**DATA PROVIDED**

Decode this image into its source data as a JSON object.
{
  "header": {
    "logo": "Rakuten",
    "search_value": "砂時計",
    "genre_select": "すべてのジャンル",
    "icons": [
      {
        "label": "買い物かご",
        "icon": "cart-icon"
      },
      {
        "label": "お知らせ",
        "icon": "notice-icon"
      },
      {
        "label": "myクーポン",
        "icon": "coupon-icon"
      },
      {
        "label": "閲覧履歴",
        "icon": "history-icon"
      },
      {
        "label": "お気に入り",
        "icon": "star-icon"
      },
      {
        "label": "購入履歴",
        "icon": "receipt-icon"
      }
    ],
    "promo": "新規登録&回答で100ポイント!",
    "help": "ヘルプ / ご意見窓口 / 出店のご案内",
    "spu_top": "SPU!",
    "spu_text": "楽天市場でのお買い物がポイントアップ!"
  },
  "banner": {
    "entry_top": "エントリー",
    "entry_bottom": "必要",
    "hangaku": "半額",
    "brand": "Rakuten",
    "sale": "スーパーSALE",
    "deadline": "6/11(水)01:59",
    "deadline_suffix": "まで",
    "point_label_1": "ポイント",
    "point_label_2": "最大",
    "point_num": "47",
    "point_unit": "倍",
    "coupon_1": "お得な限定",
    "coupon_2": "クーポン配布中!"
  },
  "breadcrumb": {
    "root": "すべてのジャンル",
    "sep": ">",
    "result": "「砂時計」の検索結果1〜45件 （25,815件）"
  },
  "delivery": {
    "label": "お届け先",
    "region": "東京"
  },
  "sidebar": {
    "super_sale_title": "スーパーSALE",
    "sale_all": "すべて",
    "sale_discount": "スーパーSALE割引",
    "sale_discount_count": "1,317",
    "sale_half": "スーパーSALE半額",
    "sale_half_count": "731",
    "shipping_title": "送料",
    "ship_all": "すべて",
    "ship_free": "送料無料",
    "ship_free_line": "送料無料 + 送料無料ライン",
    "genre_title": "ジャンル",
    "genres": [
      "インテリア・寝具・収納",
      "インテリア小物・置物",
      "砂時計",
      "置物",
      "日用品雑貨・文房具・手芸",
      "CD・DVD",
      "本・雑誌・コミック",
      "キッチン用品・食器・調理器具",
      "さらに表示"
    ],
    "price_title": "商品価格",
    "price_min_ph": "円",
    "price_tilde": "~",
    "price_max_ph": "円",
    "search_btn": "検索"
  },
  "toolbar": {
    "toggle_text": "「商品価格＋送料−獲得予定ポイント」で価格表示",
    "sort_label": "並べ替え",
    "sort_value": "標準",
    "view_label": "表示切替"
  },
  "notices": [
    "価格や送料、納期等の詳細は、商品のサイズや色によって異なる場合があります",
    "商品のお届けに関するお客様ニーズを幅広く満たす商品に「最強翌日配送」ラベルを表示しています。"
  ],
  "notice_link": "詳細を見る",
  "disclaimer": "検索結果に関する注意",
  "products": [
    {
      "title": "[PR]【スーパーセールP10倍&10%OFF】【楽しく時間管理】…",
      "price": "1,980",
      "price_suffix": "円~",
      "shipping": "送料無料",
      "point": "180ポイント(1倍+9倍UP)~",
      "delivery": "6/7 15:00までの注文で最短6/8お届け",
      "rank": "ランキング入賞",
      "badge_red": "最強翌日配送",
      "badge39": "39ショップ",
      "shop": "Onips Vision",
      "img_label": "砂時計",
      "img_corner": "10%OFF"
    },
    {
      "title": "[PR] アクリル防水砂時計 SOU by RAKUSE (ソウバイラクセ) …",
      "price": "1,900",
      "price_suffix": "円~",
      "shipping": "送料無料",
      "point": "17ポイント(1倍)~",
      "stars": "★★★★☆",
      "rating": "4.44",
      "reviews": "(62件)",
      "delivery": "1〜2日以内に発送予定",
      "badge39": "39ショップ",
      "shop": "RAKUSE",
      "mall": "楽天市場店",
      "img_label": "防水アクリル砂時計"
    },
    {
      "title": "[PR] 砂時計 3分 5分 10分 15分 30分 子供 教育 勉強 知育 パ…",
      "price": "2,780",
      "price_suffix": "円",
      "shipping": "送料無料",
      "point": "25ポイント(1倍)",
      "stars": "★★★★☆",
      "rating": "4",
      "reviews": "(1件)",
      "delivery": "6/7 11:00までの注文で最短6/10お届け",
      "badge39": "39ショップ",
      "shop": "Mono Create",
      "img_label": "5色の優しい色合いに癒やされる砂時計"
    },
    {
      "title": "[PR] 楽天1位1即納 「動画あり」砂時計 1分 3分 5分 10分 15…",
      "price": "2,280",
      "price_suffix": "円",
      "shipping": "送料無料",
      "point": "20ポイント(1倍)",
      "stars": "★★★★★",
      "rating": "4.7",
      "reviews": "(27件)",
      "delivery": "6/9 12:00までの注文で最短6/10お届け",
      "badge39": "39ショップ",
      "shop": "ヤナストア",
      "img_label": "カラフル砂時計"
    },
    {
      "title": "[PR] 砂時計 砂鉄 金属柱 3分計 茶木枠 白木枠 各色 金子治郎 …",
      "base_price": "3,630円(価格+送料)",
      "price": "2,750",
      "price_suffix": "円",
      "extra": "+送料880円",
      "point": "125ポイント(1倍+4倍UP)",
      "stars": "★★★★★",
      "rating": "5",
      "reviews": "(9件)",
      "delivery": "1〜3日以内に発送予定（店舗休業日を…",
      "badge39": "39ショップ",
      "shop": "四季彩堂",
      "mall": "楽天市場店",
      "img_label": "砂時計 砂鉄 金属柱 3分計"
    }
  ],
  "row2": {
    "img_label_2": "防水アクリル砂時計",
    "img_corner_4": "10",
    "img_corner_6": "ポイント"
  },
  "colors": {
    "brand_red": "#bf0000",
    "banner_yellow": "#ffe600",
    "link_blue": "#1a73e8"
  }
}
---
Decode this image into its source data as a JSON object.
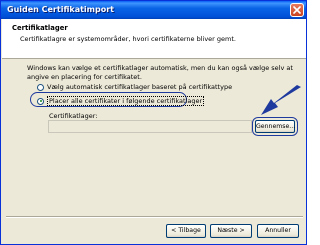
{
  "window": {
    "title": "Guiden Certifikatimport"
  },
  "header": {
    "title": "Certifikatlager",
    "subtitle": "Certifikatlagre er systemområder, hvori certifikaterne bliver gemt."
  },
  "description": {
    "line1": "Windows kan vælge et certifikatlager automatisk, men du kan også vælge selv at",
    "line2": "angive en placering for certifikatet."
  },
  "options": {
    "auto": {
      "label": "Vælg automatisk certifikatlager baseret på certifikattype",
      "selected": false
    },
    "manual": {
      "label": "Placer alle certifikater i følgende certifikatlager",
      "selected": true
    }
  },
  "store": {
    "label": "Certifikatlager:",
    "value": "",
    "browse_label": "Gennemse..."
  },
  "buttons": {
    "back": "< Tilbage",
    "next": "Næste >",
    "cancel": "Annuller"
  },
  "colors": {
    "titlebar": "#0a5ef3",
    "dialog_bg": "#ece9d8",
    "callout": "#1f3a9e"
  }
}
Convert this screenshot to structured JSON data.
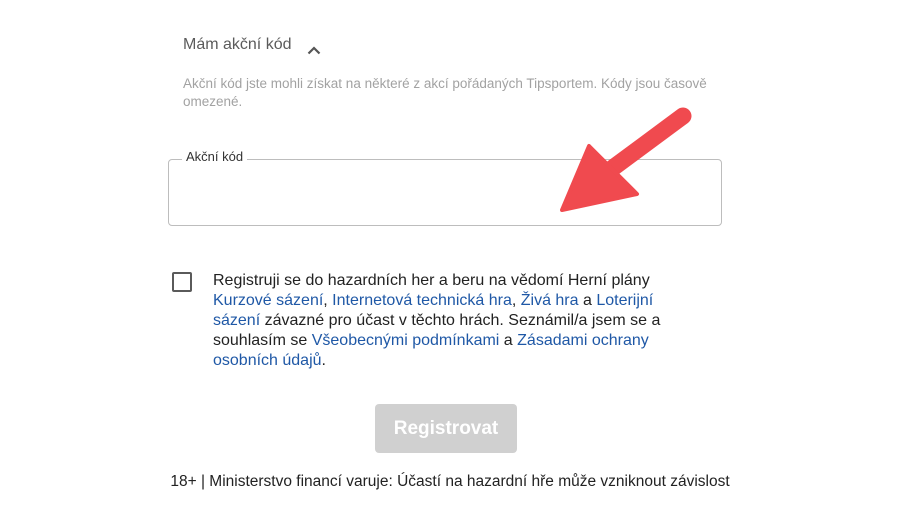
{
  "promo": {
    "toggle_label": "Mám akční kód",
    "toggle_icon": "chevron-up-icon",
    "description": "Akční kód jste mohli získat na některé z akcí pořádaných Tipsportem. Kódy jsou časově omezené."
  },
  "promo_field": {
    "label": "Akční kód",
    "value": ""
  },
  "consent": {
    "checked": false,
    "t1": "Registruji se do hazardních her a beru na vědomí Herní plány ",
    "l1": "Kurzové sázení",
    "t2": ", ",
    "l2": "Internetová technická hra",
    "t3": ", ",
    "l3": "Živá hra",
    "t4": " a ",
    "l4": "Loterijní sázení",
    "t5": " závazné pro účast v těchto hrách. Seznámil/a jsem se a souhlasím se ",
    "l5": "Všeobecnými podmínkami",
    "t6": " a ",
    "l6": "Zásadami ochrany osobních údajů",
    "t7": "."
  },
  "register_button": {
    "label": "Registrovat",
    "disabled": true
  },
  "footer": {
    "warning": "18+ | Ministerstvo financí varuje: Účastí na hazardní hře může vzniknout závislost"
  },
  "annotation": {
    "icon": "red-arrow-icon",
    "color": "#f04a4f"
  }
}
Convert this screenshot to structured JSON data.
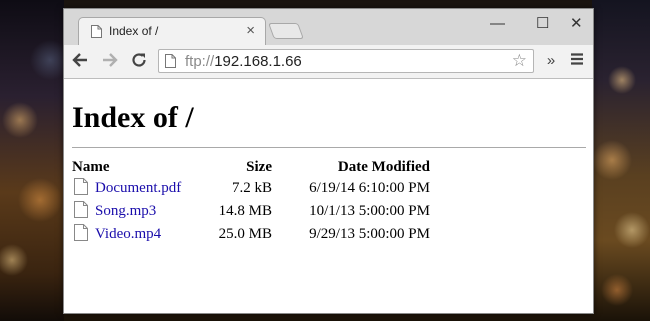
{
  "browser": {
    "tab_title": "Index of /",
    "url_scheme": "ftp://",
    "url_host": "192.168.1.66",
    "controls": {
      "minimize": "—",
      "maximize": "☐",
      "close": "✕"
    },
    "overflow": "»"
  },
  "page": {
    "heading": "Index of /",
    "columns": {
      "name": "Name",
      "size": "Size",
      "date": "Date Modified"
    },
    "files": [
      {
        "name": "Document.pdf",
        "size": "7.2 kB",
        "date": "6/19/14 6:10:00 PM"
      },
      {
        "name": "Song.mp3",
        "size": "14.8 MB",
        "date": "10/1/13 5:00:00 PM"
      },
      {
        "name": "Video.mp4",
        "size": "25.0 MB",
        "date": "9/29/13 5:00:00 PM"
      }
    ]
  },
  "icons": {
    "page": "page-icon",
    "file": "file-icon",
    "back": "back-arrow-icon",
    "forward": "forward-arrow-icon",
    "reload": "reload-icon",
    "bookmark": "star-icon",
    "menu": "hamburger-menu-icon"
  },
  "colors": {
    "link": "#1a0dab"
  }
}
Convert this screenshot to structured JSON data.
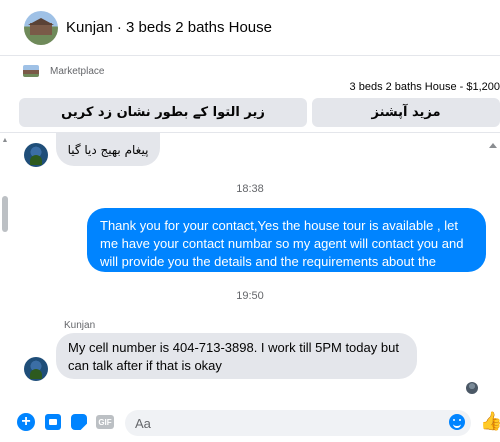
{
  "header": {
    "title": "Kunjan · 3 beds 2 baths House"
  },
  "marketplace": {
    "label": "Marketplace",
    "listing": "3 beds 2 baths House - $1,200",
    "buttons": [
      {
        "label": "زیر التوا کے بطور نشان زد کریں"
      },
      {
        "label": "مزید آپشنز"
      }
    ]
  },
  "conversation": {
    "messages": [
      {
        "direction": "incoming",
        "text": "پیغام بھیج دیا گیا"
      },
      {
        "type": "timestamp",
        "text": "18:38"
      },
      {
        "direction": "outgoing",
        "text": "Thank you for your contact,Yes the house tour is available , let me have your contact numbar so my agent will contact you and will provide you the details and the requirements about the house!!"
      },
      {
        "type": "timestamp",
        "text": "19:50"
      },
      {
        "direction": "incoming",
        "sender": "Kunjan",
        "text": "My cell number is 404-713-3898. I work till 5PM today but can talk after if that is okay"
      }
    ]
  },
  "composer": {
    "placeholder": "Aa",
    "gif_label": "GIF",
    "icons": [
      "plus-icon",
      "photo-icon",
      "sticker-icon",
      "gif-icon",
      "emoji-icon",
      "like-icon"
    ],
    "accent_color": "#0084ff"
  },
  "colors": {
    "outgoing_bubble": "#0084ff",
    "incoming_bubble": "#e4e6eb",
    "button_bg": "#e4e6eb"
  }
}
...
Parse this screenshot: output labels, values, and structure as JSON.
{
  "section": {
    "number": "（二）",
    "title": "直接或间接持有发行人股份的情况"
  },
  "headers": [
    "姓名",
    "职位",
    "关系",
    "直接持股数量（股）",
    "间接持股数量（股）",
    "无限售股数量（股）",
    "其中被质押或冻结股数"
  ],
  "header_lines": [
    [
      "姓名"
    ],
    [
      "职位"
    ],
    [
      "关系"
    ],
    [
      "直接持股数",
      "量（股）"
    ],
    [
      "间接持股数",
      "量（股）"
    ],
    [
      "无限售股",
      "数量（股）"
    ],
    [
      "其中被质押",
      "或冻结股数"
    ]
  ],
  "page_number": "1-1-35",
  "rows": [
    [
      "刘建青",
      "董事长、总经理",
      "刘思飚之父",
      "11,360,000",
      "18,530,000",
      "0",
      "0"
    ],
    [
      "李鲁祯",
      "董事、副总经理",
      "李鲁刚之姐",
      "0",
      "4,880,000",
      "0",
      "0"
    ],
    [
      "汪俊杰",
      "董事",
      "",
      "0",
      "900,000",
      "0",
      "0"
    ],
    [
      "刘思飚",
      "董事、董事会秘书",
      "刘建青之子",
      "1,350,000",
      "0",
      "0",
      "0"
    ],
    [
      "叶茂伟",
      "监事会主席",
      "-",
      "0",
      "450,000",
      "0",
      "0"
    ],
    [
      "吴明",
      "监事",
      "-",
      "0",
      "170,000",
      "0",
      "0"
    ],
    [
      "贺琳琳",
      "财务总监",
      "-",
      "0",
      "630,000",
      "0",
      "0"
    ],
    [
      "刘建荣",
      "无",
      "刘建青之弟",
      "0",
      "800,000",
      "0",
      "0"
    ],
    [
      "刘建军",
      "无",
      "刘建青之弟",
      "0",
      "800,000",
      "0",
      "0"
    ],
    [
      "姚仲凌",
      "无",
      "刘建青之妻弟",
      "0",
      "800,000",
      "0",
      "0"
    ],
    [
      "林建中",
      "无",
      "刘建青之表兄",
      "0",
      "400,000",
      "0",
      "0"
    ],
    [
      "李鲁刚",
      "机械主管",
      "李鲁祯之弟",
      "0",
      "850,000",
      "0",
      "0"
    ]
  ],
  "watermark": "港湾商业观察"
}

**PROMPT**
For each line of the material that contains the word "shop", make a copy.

**EXERCISE RESULT**
      "shop": "Onips Vision",
      "shop": "RAKUSE",
      "shop": "Mono Create",
      "shop": "ヤナストア",
      "shop": "四季彩堂",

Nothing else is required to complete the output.